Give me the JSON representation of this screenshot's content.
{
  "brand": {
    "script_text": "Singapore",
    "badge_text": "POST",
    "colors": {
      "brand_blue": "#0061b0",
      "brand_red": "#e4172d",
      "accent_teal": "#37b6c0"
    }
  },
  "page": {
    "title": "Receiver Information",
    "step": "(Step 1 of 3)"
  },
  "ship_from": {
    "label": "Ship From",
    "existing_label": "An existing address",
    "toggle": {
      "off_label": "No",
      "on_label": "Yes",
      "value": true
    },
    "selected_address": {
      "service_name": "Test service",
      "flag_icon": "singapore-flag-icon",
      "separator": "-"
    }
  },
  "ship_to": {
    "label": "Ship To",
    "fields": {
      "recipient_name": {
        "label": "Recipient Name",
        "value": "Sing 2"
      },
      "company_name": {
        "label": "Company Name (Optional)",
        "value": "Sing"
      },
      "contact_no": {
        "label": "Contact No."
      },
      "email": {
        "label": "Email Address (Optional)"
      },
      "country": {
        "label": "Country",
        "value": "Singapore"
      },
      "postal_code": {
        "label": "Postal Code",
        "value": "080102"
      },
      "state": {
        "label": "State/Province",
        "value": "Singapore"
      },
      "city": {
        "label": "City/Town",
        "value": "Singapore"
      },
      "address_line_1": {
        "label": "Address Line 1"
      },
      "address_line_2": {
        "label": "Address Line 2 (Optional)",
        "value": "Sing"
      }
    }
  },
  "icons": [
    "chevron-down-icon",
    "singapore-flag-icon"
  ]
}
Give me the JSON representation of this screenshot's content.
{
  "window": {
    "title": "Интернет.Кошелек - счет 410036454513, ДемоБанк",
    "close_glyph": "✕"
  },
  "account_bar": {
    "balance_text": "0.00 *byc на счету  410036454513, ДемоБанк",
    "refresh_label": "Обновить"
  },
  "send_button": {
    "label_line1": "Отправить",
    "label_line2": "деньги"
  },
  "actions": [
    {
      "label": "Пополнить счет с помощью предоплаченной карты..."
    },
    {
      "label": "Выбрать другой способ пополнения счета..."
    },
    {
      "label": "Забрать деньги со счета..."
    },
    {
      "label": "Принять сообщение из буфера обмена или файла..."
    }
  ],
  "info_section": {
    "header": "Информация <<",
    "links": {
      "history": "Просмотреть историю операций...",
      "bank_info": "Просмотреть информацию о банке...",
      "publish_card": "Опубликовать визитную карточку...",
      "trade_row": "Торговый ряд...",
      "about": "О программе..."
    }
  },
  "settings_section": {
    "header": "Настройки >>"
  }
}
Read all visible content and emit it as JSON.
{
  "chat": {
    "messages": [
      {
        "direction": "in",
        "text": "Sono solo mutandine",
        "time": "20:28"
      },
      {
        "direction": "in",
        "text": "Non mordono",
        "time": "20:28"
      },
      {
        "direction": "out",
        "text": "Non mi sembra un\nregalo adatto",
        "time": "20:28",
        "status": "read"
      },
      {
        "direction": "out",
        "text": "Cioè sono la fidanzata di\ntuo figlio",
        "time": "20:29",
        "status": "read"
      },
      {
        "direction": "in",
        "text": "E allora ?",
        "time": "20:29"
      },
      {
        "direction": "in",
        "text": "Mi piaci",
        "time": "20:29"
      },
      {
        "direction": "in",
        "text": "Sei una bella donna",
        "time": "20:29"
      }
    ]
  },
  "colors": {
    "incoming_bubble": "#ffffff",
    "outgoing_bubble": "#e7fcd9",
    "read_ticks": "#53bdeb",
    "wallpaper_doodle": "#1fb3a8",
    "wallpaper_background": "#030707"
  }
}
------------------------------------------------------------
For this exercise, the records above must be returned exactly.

Exercise result:
Give me the JSON representation of this screenshot's content.
{
  "brand": {
    "script_text": "Singapore",
    "badge_text": "POST",
    "colors": {
      "brand_blue": "#0061b0",
      "brand_red": "#e4172d",
      "accent_teal": "#37b6c0"
    }
  },
  "page": {
    "title": "Receiver Information",
    "step": "(Step 1 of 3)"
  },
  "ship_from": {
    "label": "Ship From",
    "existing_label": "An existing address",
    "toggle": {
      "off_label": "No",
      "on_label": "Yes",
      "value": true
    },
    "selected_address": {
      "service_name": "Test service",
      "flag_icon": "singapore-flag-icon",
      "separator": "-"
    }
  },
  "ship_to": {
    "label": "Ship To",
    "fields": {
      "recipient_name": {
        "label": "Recipient Name",
        "value": "Sing 2"
      },
      "company_name": {
        "label": "Company Name (Optional)",
        "value": "Sing"
      },
      "contact_no": {
        "label": "Contact No."
      },
      "email": {
        "label": "Email Address (Optional)"
      },
      "country": {
        "label": "Country",
        "value": "Singapore"
      },
      "postal_code": {
        "label": "Postal Code",
        "value": "080102"
      },
      "state": {
        "label": "State/Province",
        "value": "Singapore"
      },
      "city": {
        "label": "City/Town",
        "value": "Singapore"
      },
      "address_line_1": {
        "label": "Address Line 1"
      },
      "address_line_2": {
        "label": "Address Line 2 (Optional)",
        "value": "Sing"
      }
    }
  },
  "icons": [
    "chevron-down-icon",
    "singapore-flag-icon"
  ]
}
Give me the JSON representation of this screenshot's content.
{
  "window": {
    "title": "Интернет.Кошелек - счет 410036454513, ДемоБанк",
    "close_glyph": "✕"
  },
  "account_bar": {
    "balance_text": "0.00 *byc на счету  410036454513, ДемоБанк",
    "refresh_label": "Обновить"
  },
  "send_button": {
    "label_line1": "Отправить",
    "label_line2": "деньги"
  },
  "actions": [
    {
      "label": "Пополнить счет с помощью предоплаченной карты..."
    },
    {
      "label": "Выбрать другой способ пополнения счета..."
    },
    {
      "label": "Забрать деньги со счета..."
    },
    {
      "label": "Принять сообщение из буфера обмена или файла..."
    }
  ],
  "info_section": {
    "header": "Информация <<",
    "links": {
      "history": "Просмотреть историю операций...",
      "bank_info": "Просмотреть информацию о банке...",
      "publish_card": "Опубликовать визитную карточку...",
      "trade_row": "Торговый ряд...",
      "about": "О программе..."
    }
  },
  "settings_section": {
    "header": "Настройки >>"
  }
}
Read all visible content and emit it as JSON.
{
  "chat": {
    "messages": [
      {
        "direction": "in",
        "text": "Sono solo mutandine",
        "time": "20:28"
      },
      {
        "direction": "in",
        "text": "Non mordono",
        "time": "20:28"
      },
      {
        "direction": "out",
        "text": "Non mi sembra un\nregalo adatto",
        "time": "20:28",
        "status": "read"
      },
      {
        "direction": "out",
        "text": "Cioè sono la fidanzata di\ntuo figlio",
        "time": "20:29",
        "status": "read"
      },
      {
        "direction": "in",
        "text": "E allora ?",
        "time": "20:29"
      },
      {
        "direction": "in",
        "text": "Mi piaci",
        "time": "20:29"
      },
      {
        "direction": "in",
        "text": "Sei una bella donna",
        "time": "20:29"
      }
    ]
  },
  "colors": {
    "incoming_bubble": "#ffffff",
    "outgoing_bubble": "#e7fcd9",
    "read_ticks": "#53bdeb",
    "wallpaper_doodle": "#1fb3a8",
    "wallpaper_background": "#030707"
  }
}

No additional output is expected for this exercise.